May 29, 2016.
We arrived in Kauai yesterday, with enough time to get settled in to our new place. We visited a couple of over-run tourist viewpoints, did some grocery shopping, and took the stand-up paddleboards for a test spin. All in all, a pretty mellow first day.
Now it was time to hit the trails. Our first destination was clear across the island, up the Waimea Canyon. This is one of the places everyone talks about visiting when you mention you’re traveling to Kauai. This island is for hikers, everyone had told me before our trip, so we were going to love it here.
Iliau Nature Loop
On the long, winding drive up the canyon, we pulled off at a sign for the Iliau Nature Loop. This quarter-mile loop was a treasure trove of beautiful, native Hawaiian plants. We found interpretive signs near many of the unusual plants that described their human uses and unique characteristics. Some of the native plants included: ??hi?a lehua, koa, p?kiawe and of course, iliau.
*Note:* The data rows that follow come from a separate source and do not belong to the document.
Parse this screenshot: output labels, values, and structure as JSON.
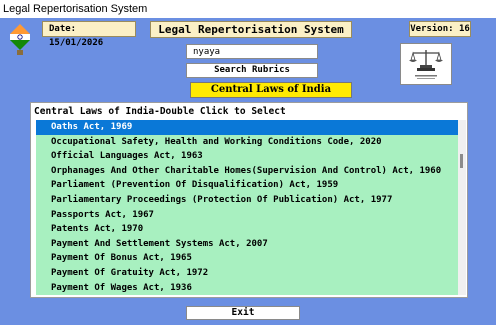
{
  "window": {
    "title": "Legal Repertorisation System"
  },
  "header": {
    "date_text": "Date: 15/01/2026",
    "app_title": "Legal Repertorisation System",
    "version_text": "Version: 16"
  },
  "search": {
    "value": "nyaya",
    "button_label": "Search Rubrics"
  },
  "section": {
    "title": "Central Laws of India"
  },
  "list": {
    "header": "Central Laws of India-Double Click to Select",
    "selected_index": 0,
    "items": [
      "Oaths Act, 1969",
      "Occupational Safety, Health and Working Conditions Code, 2020",
      "Official Languages Act, 1963",
      "Orphanages And Other Charitable Homes(Supervision And Control) Act, 1960",
      "Parliament (Prevention Of Disqualification) Act, 1959",
      "Parliamentary Proceedings (Protection Of Publication) Act, 1977",
      "Passports Act, 1967",
      "Patents Act, 1970",
      "Payment And Settlement Systems Act, 2007",
      "Payment Of Bonus Act, 1965",
      "Payment Of Gratuity Act, 1972",
      "Payment Of Wages Act, 1936"
    ]
  },
  "footer": {
    "exit_label": "Exit"
  },
  "colors": {
    "background": "#6b8fe2",
    "label_bg": "#fbf0c6",
    "section_bg": "#ffea00",
    "list_bg": "#a8f0c0",
    "selection": "#0a78d7"
  },
  "icons": {
    "emblem": "india-emblem-icon",
    "logo": "justice-scales-icon"
  }
}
The iliau, found only on Kauai, is a relative of the silversword we saw at Haleakala Crater. Ihe shapes, colors and textures of the flowers and leaves captivated my imagination. It felt like walking through a Dr. Seuss book. Quite possibly one of the biggest bang-for-your-buck 0.25 mile hike there was.
We continued up the road and stopped at the park store, which was just opening up. There we bought a trail map and talked about hiking options with the store clerk. Quickly we got back on the road to drive all the way to its end.
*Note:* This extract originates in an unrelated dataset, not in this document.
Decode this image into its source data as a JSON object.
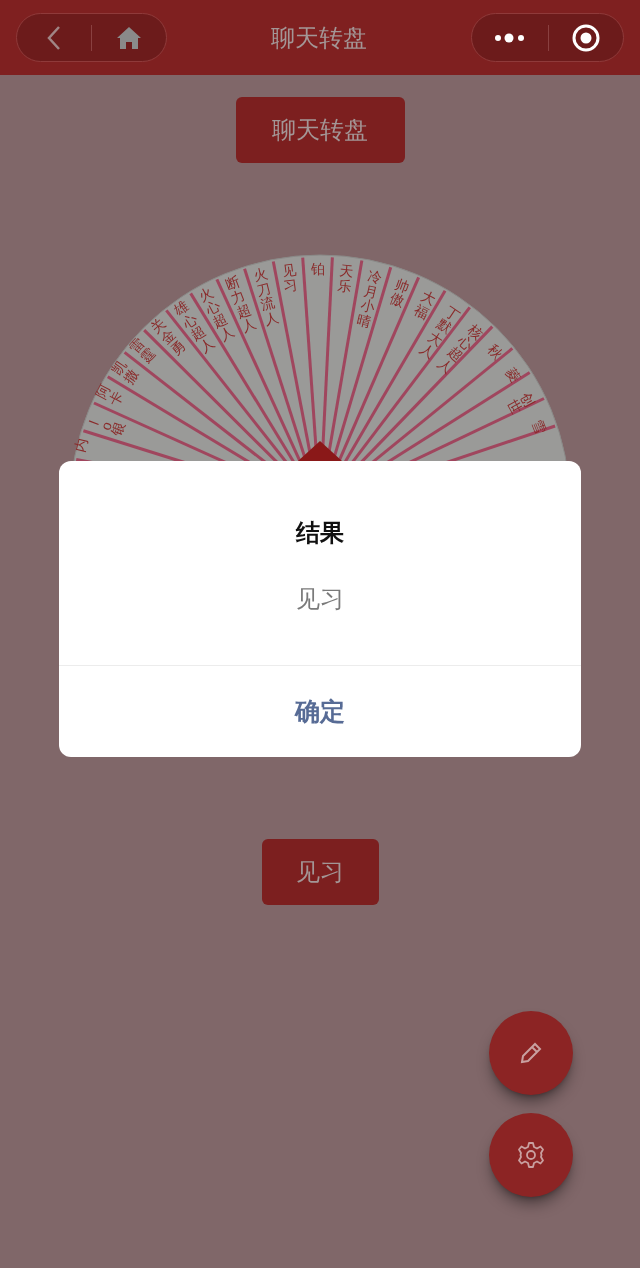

The trailhead, and a popular viewpoint overlook, was at the end of the road. There were many people standing around taking pictures of the gorgeous Kalalau Valley. We took it all in, then walked down the trail.
Today was pretty dry. The trail, which was heavily traveled and rutted, appeared to be made mostly of dried mud. I couldn’t imagine how hellish it would be when wet. The trail descended steeply along the edge of a cliff, with periodic views of the coastline.
We turned on a trail to Pihea Peak, which was pretty heavily treed. There was a summit marker there, but not much of a summit.
Back on the main trail, we hiked on a dilapidated boardwalk all the way to the end of the line. The boardwalk was a bit treacherous in sections because the metal grate overlying the boards was broken and sticking up. It would have been easy to get stuck with the sharp wire in your foot or lower leg. We proceeded with caution.
The swamp and the surrounding forest was incredibly lush, diverse and colorful. Once we broke out in to the swamp proper, most of the trees disappeared and we were left in a broad, open expanse. Bacterial mats made colorful shapes underwater. And in places, some brand new boardwalk appeared (yay!) The clouds grew thicker and grayer and soon we found ourselves at the “viewpoint.”
On a clear day, this may well be an excellent viewpoint. But today we stared at the inside of a cloud. It was still a nice place to sit and take a snack break before following the boardwalk back to civilization.
As we walked back I enjoyed the various vegetative curiosities along the way. The ferns, trees, lichens, wildflowers and items of undetermined genera. This was really a special place.
We knew we were getting close when the throngs of people thickened. Out in the swamp we didn’t come across too many other hikers. But now, oh yes, the people have sprawled beyond the roadside viewing area.
I took my shoes off to slosh up the final, muddy trail segment. The mud squished between my toes. It felt like a long day on the trail, and our Kauai adventures had only just begun.